Bright's book was the first book in the English language on the subject of mental illness.
Some of the phrases Bright used in his descriptions of disordered behavior appeared later in the plays of William Shakespeare.
Mary of Bethlehem, later to become Bethlehem Hospital, was founded on land donated by Simon Fitz Mary at Bishopsgate Without, London.
This original site is now located under the the Liverpool Street railway station.
Bethlehem Hospital, or "Bedlam," later became notorious for its neglectful care of people with mental illness.
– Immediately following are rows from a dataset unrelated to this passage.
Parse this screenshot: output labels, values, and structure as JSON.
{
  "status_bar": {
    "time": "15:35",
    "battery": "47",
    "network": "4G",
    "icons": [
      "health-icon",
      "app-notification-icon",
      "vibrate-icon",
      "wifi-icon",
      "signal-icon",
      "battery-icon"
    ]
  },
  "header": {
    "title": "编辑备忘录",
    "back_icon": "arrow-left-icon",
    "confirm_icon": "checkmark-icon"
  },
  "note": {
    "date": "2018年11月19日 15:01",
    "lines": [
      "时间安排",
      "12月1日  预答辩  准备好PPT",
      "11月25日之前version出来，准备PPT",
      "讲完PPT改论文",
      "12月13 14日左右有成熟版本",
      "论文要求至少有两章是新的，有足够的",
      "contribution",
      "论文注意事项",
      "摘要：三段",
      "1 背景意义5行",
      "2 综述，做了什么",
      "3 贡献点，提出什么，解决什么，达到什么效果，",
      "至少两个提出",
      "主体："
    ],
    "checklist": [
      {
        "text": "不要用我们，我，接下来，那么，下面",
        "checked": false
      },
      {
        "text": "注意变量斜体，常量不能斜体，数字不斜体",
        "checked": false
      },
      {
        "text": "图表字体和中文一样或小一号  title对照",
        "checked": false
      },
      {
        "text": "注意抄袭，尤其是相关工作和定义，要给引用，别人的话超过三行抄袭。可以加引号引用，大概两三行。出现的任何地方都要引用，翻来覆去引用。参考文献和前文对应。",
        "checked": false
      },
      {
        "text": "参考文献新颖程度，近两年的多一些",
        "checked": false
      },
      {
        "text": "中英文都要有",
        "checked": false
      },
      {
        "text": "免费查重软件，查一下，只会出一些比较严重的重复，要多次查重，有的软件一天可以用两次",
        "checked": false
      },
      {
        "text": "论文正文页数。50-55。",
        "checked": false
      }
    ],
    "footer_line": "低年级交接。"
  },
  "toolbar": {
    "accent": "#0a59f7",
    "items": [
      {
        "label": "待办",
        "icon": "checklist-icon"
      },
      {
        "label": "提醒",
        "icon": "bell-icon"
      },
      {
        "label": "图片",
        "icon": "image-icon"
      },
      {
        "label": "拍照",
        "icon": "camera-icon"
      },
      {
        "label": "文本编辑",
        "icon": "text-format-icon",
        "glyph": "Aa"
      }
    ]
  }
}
The priory was first used to house "distracted persons" in around the year 1377. Mary of Bethlehem, later to become Bethlehem Hospital ("Bedlam"), was taken under the patronage and protection of Richard Lacer, mayor of London, and the citizens of London.